Persuasion is an important skill for designers: to convince the audience of an idea is it to allow it take root and evolve. Unfortunately, I never have been convinced of my persuasive powers, which is why I am always on the look out for useful tools of persuasion. The following two approaches from very different sources caught my attention this week. Add them to your thinking toolkits if you think they are of use.
The case High Speed 2 and the Overton Window
I first read about the concept of the Overton Window in Owen Jones’s excellent book, ‘The Establishment’. The Overton Window is the range of ideas that the public will accept. This range is not necessarily fixed and can be stretched or shifted one way or the other. Jones argues that the UK ‘establishment’ has successfully shifted the Overton Window in the UK by supporting pressure groups that consistently present in the media opinions to the right of popular acceptability. Over time and exposure these once-extreme views become more acceptable, shifting the Overton Window to the right.
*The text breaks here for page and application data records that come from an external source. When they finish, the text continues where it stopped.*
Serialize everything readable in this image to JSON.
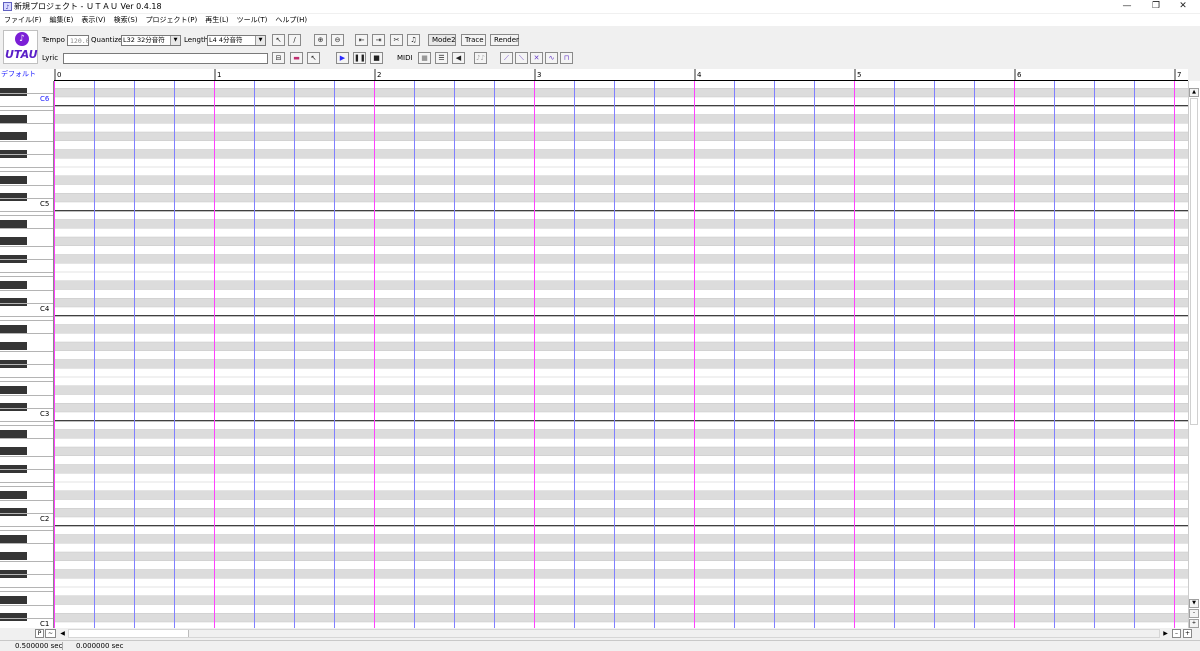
{
  "window": {
    "title": "新規プロジェクト - ＵＴＡＵ Ver 0.4.18",
    "icon": "utau-app-icon",
    "controls": [
      "—",
      "❐",
      "✕"
    ]
  },
  "menu": [
    "ファイル(F)",
    "編集(E)",
    "表示(V)",
    "検索(S)",
    "プロジェクト(P)",
    "再生(L)",
    "ツール(T)",
    "ヘルプ(H)"
  ],
  "toolbar": {
    "logo_text": "UTAU",
    "tempo_label": "Tempo",
    "tempo_value": "120.0",
    "quantize_label": "Quantize",
    "quantize_value": "L32 32分音符",
    "length_label": "Length",
    "length_value": "L4  4分音符",
    "lyric_label": "Lyric",
    "lyric_value": "",
    "mode2_label": "Mode2",
    "trace_label": "Trace",
    "render_label": "Render",
    "midi_label": "MIDI",
    "play_color": "#2a2aff"
  },
  "track": {
    "name": "デフォルト"
  },
  "ruler": {
    "measures": [
      "0",
      "1",
      "2",
      "3",
      "4",
      "5",
      "6",
      "7"
    ]
  },
  "piano": {
    "octaves": [
      "C6",
      "C5",
      "C4",
      "C3",
      "C2",
      "C1"
    ],
    "highlight_octave": "C6",
    "highlight_color": "#1a1aff"
  },
  "grid_colors": {
    "measure_line": "#ff40ff",
    "beat_line": "#8080ff",
    "black_key_row": "#dcdcdc",
    "octave_line": "#000000"
  },
  "scroll": {
    "p_label": "P",
    "tilde_label": "~"
  },
  "status": {
    "left": "0.500000 sec",
    "right": "0.000000 sec"
  }
}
In this article from the US National Review the author claims the Overton Window in the US is moving the other way, although I can’t say I agree.
From an engineering design point of view, it is interesting to see how the high-speed rail Overton Window has shifted, as described by Simon Jenkins in his article ‘HS2: the zombie train that refuses to die’. When the first enthusiasts started proposing high-speed rail in the 80s, the railways were in decline – it was an extreme view. Then, little by little, things nudged the terms of the debate towards acceptability: the construction of the channel tunnel; the lack of high-speed line to the tunnel; the eventual opening of the first high-speed line to the tunnel; how high-speed rail could see off the need for a third runway at Heathrow. Eventually, the terms of the debate shifted from whether or not to have a high-speed line, to which route it would take.
And so, there we have persuasive tool number one. It is possible to shift an audience to your way of thinking by consistently and repeatedly advocating ideas that are just beyond acceptability and looking for small wins that slowly shift the Overton Window in your favour. Think of it more as a stopping train than a high-speed approach.
Seneca says don’t be scruffy
My second persuasive tool is not so much a technique but a starting point and comes from Seneca’s ‘Letters from a Stoic’. In his fifth letter he advises his correspondent to
“avoid shabby attire, long hair, an unkempt beard, an outspoken dislike of silverware, sleeping on the ground and all other misguided means to self-advertisement”
The aim of his advice is to make his friend, a fellow philosopher, more acceptable in appearance to his audience so that he may may have more influence over them. He goes on,
“Let our way of life be not diametrically opposed to, but better than that of the mob. Otherwise we shall repel and alienate the very people whose reform we desire”.
And so there we have our second tool of persuasion: don’t be so extreme as to put people off. Be of them, be recognisable to them so that they might accept you.
I encountered these two approaches in the same week, and initially thought them opposed: one is to champion views from the extremes and draw people towards them; the other is to champion views from a position of acceptability. So which is better?
Seneca anticipates and resolves this paradox for us by recommending that,
“one’s life should be a compromise between the ideal and the popular morality. People should admire our way of life but they should at this time find it understandable.”
So perhaps where these approaches meet, and where designers should aim for is acceptable unacceptability.